Plan to get parents involved in children's education welcomed
The Times Editorial: The Department of Basic Education's announcement of new guidelines in the selection of school governing bodies has been widely welcomed.
Minister Angie Motshekga yesterday rightly pointed out the ideal role that these bodies should be playing in the development and maintenance of schools.
Much of the problems at many government schools are likely the direct result of a lack of parent involvement; where parents cede their responsibility towards their children once they are dropped off at the school gates.
As Motshekga's colleagues pointed out yesterday, about 30% of the schools in South Africa have dysfunctional governing bodies and this is likely to correlate with dismal exam results.
Ideally, there should be a pact between the pupils, teachers and parents.
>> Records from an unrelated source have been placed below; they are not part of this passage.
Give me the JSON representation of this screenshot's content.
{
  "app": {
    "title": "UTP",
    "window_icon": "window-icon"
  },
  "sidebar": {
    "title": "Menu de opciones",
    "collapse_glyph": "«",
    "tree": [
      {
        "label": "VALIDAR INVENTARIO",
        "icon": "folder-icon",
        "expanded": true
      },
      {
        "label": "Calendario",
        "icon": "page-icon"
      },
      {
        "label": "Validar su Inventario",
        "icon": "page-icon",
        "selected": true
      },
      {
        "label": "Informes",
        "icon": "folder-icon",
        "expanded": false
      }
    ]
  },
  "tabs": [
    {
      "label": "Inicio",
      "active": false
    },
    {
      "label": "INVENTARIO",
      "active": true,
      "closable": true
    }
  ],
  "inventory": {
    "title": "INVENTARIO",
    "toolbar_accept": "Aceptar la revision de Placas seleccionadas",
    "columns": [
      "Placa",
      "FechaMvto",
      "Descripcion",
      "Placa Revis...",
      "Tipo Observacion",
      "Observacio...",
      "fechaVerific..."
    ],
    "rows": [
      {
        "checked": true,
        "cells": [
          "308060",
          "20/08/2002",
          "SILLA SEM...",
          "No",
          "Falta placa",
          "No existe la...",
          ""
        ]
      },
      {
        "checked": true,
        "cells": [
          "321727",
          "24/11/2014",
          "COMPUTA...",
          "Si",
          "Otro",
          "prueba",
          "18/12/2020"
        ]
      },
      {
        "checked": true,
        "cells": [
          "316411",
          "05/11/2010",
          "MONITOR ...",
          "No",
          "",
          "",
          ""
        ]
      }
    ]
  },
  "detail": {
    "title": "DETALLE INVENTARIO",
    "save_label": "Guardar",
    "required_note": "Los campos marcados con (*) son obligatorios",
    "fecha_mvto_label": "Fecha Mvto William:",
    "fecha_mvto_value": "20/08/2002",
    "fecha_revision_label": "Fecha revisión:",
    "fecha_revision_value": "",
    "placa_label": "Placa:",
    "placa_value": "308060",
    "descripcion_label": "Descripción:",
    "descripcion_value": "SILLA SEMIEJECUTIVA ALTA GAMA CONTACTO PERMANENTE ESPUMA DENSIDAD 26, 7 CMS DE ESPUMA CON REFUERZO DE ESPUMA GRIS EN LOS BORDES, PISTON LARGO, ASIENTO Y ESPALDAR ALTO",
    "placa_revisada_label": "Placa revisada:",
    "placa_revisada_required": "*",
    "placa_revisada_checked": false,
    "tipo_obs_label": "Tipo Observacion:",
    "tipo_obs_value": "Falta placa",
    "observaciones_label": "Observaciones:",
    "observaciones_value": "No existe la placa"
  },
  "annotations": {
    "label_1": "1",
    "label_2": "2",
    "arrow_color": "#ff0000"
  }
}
Once the pact is broken, the school and its pupils become the problem of the department and teachers.
But those schools that have healthy and dynamic governing bodies fulfil a vital service to the school population in determining language, religion, fees and a code of conduct for pupils.
"People in the school governing bodies are not there by default but they have enormous power to wield, which they can use positively," Motshekga said yesterday.
But though the news of stricter guidelines for the election of governing body members - which is due to happen in March across the country - must be welcomed, the department must be mindful to maintain a balance between interference and guidance.
Over the past year, the department has overruled school governing bodies' admission policies.
A Johannesburg primary school's governing body was last year instructed by the education department to enrol a pupil it had previously denied admission to. The case eventually ended in the Johannesburg High Court.
Parents who sacrifice their time to look after their children's best interests should not be alienated either.